## Instructions to follow
For the entries below, report the number of lines containing "icon", without any other content.

## Records from a data source
________________

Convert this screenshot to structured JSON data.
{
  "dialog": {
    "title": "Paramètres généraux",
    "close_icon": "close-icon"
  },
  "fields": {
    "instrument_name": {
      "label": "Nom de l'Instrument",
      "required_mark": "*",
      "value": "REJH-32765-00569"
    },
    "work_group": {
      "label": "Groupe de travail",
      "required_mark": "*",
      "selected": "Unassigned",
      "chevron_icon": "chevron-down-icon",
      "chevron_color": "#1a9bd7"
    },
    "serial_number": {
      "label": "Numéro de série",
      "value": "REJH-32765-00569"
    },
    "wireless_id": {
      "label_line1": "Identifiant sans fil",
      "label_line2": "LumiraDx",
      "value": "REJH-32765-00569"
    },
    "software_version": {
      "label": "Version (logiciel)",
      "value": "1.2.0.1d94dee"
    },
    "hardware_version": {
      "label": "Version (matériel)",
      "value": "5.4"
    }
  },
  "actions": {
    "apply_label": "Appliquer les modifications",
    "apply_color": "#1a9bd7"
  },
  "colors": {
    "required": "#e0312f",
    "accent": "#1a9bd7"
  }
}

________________

## Task output
2